Handorf, Charles R. MD, PhD*; Kulkarni, Anand MD*; Grenert, James P. MD, PhD; Weiss, Lawrence M. MD; Rogers, William M. MD§; Kim, Oliver S. MD; Monzon, Federico A. MD; Halks-Miller, Meredith MD#; Anderson, Glenda G. MBA**; Walker, Michael G. PhD††; Pillai, Raji PhD#; Henner, W. David MD, PhD#

American Journal of Surgical Pathology: July 2013 - Volume 37 - Issue 7 - p 1067–1075
doi: 10.1097/PAS.0b013e31828309c4
Original Articles

Metastatic tumors with an uncertain primary site can be a difficult clinical problem. In tens of thousands of patients every year, no confident diagnosis is ever issued, making standard-of-care treatment impossible. Gene expression profiling (GEP) tests currently available to analyze these difficult-to-diagnose tumors have never been directly compared with the diagnostic standard of care, immunochemistry (IHC). This prospectively conducted, blinded, multicenter study compares the diagnostic accuracy of GEP with IHC in identifying the primary site of 157 formalin-fixed paraffin-embedded specimens from metastatic tumors with known primaries, representing the 15 tissues on the GEP test panel. Four pathologists rendered diagnoses by selecting from 84 stains in 2 rounds. GEP was performed using the Pathwork Tissue of Origin Test. Overall, GEP accurately identified 89% of specimens, compared with 83% accuracy using IHC (P=0.013). In the subset of 33 poorly differentiated and undifferentiated carcinomas, GEP accuracy exceeded that of IHC (91% to 71%, P=0.023). In specimens for which pathologists rendered their final diagnosis with a single round of stains, both IHC and GEP exceeded 90% accuracy. However, when the diagnosis required a second round, IHC significantly underperformed GEP (67% to 83%, P<0.001). GEP has been validated as accurate in diagnosing the primary site in metastatic tumors. The Pathwork Tissue of Origin Test used in this study was significantly more accurate than IHC when used to identify the primary site, with the most pronounced superiority observed in specimens that required a second round of stains and in poorly differentiated and undifferentiated metastatic carcinomas.

*Department of Pathology and Laboratory Medicine, University of Tennessee College of Medicine, Memphis, TN

Department of Pathology, San Francisco General Hospital and Molecular Diagnostics Laboratory, University of California, San Francisco
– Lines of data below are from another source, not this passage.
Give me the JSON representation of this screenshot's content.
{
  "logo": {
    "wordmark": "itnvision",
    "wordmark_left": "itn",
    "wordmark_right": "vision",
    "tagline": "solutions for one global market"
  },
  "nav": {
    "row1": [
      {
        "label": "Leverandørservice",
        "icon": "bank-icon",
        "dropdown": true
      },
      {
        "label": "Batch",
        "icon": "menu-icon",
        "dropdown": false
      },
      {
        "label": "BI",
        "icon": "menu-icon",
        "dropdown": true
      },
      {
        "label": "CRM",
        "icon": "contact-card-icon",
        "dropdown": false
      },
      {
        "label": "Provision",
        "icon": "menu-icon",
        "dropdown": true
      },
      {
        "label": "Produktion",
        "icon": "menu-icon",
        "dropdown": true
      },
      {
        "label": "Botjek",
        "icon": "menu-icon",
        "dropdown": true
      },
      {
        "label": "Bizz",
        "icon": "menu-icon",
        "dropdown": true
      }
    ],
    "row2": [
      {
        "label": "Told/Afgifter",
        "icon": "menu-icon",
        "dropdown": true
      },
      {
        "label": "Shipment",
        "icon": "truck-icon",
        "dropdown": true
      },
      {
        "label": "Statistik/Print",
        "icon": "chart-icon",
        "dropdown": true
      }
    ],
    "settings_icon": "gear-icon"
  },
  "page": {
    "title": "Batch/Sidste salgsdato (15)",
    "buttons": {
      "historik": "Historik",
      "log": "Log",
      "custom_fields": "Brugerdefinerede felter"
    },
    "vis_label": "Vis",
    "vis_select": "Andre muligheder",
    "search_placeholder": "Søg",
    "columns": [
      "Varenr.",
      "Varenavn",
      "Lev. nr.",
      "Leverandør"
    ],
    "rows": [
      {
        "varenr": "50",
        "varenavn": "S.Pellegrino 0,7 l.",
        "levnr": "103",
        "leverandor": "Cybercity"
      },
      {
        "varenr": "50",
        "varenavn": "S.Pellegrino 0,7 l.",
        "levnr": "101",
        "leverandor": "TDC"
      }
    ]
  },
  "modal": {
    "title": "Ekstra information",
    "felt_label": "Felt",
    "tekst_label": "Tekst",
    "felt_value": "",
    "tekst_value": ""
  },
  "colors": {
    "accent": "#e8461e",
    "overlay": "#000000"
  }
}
Clarient Inc., Aliso Viejo

§Department of Pathology, El Camino Hospital, Mountain View

#Pathwork Diagnostics, Redwood City

**5Degrees Biosciences, San Jose

††WalkerBioscience, Carlsbad, CA

Department of Pathology, Advocate Good Shepherd Hospital, Barrington, IL

Baylor College of Medicine, Houston, TX

Conflicts of Interest and Source of Funding: Pathwork Diagnostics was the study sponsor. C.R.H. and A.K. received research grants from Pathwork Diagnostics for the performance of this study. J.P.G., L.M.W., W.M.R., O.S.K., G.G.A., and M.G.W. were compensated by Pathwork Diagnostics for study participation. R.P., M.H.-M., and W.D.H. are employees of Pathwork Diagnostics. F.A.M. has received honoraria from Pathwork Diagnostics for speaking engagements and consulting.

Correspondence: Charles R. Handorf, MD, PhD, Department of Pathology and Laboratory Medicine, University of Tennessee College of Medicine, 930 Madison, 5th Floor, Memphis, TN 38163 (e-mail: chandorf@uthsc.edu).

© 2013 by Lippincott Williams & Wilkins.